- [Task brief]: Your response must be the entire set of entries, reproduced word for word.

(Data records for software interfaces)
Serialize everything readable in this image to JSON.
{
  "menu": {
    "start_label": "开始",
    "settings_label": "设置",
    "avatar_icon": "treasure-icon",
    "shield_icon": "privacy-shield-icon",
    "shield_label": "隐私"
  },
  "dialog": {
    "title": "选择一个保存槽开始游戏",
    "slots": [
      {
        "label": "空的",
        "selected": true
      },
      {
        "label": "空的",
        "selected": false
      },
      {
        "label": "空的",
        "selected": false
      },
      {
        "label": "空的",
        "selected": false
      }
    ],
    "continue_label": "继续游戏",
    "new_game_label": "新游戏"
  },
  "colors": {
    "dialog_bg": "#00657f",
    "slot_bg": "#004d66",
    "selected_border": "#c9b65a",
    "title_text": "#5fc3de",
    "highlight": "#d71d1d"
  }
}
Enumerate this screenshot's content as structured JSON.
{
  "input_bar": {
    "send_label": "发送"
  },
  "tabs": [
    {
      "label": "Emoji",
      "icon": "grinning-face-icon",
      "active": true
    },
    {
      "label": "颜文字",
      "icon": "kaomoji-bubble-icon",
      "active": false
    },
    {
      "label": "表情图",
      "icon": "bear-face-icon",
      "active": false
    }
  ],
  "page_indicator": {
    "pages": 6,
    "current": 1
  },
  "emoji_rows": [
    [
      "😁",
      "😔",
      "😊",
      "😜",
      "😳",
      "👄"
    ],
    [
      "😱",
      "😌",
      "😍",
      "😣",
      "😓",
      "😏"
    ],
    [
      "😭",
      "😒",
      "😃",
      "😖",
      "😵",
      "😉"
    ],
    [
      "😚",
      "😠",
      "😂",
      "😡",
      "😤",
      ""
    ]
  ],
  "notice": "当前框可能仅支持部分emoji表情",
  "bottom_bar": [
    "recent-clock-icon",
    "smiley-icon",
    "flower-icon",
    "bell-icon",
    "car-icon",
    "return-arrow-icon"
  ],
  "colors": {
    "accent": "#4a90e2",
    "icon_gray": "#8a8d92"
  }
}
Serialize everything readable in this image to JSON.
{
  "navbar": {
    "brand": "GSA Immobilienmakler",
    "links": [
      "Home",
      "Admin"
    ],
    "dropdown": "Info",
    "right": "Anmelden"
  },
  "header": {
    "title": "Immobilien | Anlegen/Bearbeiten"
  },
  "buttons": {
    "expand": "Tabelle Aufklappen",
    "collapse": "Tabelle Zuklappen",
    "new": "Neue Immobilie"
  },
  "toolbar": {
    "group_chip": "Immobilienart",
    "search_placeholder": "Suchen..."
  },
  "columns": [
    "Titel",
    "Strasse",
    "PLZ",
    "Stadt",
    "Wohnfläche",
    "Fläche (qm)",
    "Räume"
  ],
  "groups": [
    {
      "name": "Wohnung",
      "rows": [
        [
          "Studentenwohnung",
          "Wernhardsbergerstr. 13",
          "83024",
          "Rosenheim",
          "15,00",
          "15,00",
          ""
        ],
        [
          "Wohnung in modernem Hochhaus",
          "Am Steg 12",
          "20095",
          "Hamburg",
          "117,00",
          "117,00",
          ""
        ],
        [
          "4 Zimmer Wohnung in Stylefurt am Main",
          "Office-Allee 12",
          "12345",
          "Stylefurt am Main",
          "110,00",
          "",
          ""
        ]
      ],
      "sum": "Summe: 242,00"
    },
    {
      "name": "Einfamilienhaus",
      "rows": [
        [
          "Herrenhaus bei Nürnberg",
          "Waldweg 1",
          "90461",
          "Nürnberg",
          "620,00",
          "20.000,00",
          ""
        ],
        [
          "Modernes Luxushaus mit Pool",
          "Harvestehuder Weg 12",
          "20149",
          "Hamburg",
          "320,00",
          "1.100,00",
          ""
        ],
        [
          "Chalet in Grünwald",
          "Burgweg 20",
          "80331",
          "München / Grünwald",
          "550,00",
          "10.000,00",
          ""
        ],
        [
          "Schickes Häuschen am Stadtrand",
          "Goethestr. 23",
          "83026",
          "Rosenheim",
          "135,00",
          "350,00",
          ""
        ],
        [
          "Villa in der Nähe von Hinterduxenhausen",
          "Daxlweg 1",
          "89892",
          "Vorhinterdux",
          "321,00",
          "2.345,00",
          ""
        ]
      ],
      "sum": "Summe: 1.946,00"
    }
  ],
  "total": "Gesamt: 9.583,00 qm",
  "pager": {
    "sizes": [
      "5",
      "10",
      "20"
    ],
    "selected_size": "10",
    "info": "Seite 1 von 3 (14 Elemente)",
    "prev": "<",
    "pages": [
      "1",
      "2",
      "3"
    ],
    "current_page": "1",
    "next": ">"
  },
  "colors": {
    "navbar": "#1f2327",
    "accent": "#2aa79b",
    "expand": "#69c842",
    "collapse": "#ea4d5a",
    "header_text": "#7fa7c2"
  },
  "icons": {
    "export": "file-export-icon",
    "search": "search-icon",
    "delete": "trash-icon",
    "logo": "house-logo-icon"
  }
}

- [Written answer]:
Serialize everything readable in this image to JSON.
{
  "menu": {
    "start_label": "开始",
    "settings_label": "设置",
    "avatar_icon": "treasure-icon",
    "shield_icon": "privacy-shield-icon",
    "shield_label": "隐私"
  },
  "dialog": {
    "title": "选择一个保存槽开始游戏",
    "slots": [
      {
        "label": "空的",
        "selected": true
      },
      {
        "label": "空的",
        "selected": false
      },
      {
        "label": "空的",
        "selected": false
      },
      {
        "label": "空的",
        "selected": false
      }
    ],
    "continue_label": "继续游戏",
    "new_game_label": "新游戏"
  },
  "colors": {
    "dialog_bg": "#00657f",
    "slot_bg": "#004d66",
    "selected_border": "#c9b65a",
    "title_text": "#5fc3de",
    "highlight": "#d71d1d"
  }
}
Enumerate this screenshot's content as structured JSON.
{
  "input_bar": {
    "send_label": "发送"
  },
  "tabs": [
    {
      "label": "Emoji",
      "icon": "grinning-face-icon",
      "active": true
    },
    {
      "label": "颜文字",
      "icon": "kaomoji-bubble-icon",
      "active": false
    },
    {
      "label": "表情图",
      "icon": "bear-face-icon",
      "active": false
    }
  ],
  "page_indicator": {
    "pages": 6,
    "current": 1
  },
  "emoji_rows": [
    [
      "😁",
      "😔",
      "😊",
      "😜",
      "😳",
      "👄"
    ],
    [
      "😱",
      "😌",
      "😍",
      "😣",
      "😓",
      "😏"
    ],
    [
      "😭",
      "😒",
      "😃",
      "😖",
      "😵",
      "😉"
    ],
    [
      "😚",
      "😠",
      "😂",
      "😡",
      "😤",
      ""
    ]
  ],
  "notice": "当前框可能仅支持部分emoji表情",
  "bottom_bar": [
    "recent-clock-icon",
    "smiley-icon",
    "flower-icon",
    "bell-icon",
    "car-icon",
    "return-arrow-icon"
  ],
  "colors": {
    "accent": "#4a90e2",
    "icon_gray": "#8a8d92"
  }
}
Serialize everything readable in this image to JSON.
{
  "navbar": {
    "brand": "GSA Immobilienmakler",
    "links": [
      "Home",
      "Admin"
    ],
    "dropdown": "Info",
    "right": "Anmelden"
  },
  "header": {
    "title": "Immobilien | Anlegen/Bearbeiten"
  },
  "buttons": {
    "expand": "Tabelle Aufklappen",
    "collapse": "Tabelle Zuklappen",
    "new": "Neue Immobilie"
  },
  "toolbar": {
    "group_chip": "Immobilienart",
    "search_placeholder": "Suchen..."
  },
  "columns": [
    "Titel",
    "Strasse",
    "PLZ",
    "Stadt",
    "Wohnfläche",
    "Fläche (qm)",
    "Räume"
  ],
  "groups": [
    {
      "name": "Wohnung",
      "rows": [
        [
          "Studentenwohnung",
          "Wernhardsbergerstr. 13",
          "83024",
          "Rosenheim",
          "15,00",
          "15,00",
          ""
        ],
        [
          "Wohnung in modernem Hochhaus",
          "Am Steg 12",
          "20095",
          "Hamburg",
          "117,00",
          "117,00",
          ""
        ],
        [
          "4 Zimmer Wohnung in Stylefurt am Main",
          "Office-Allee 12",
          "12345",
          "Stylefurt am Main",
          "110,00",
          "",
          ""
        ]
      ],
      "sum": "Summe: 242,00"
    },
    {
      "name": "Einfamilienhaus",
      "rows": [
        [
          "Herrenhaus bei Nürnberg",
          "Waldweg 1",
          "90461",
          "Nürnberg",
          "620,00",
          "20.000,00",
          ""
        ],
        [
          "Modernes Luxushaus mit Pool",
          "Harvestehuder Weg 12",
          "20149",
          "Hamburg",
          "320,00",
          "1.100,00",
          ""
        ],
        [
          "Chalet in Grünwald",
          "Burgweg 20",
          "80331",
          "München / Grünwald",
          "550,00",
          "10.000,00",
          ""
        ],
        [
          "Schickes Häuschen am Stadtrand",
          "Goethestr. 23",
          "83026",
          "Rosenheim",
          "135,00",
          "350,00",
          ""
        ],
        [
          "Villa in der Nähe von Hinterduxenhausen",
          "Daxlweg 1",
          "89892",
          "Vorhinterdux",
          "321,00",
          "2.345,00",
          ""
        ]
      ],
      "sum": "Summe: 1.946,00"
    }
  ],
  "total": "Gesamt: 9.583,00 qm",
  "pager": {
    "sizes": [
      "5",
      "10",
      "20"
    ],
    "selected_size": "10",
    "info": "Seite 1 von 3 (14 Elemente)",
    "prev": "<",
    "pages": [
      "1",
      "2",
      "3"
    ],
    "current_page": "1",
    "next": ">"
  },
  "colors": {
    "navbar": "#1f2327",
    "accent": "#2aa79b",
    "expand": "#69c842",
    "collapse": "#ea4d5a",
    "header_text": "#7fa7c2"
  },
  "icons": {
    "export": "file-export-icon",
    "search": "search-icon",
    "delete": "trash-icon",
    "logo": "house-logo-icon"
  }
}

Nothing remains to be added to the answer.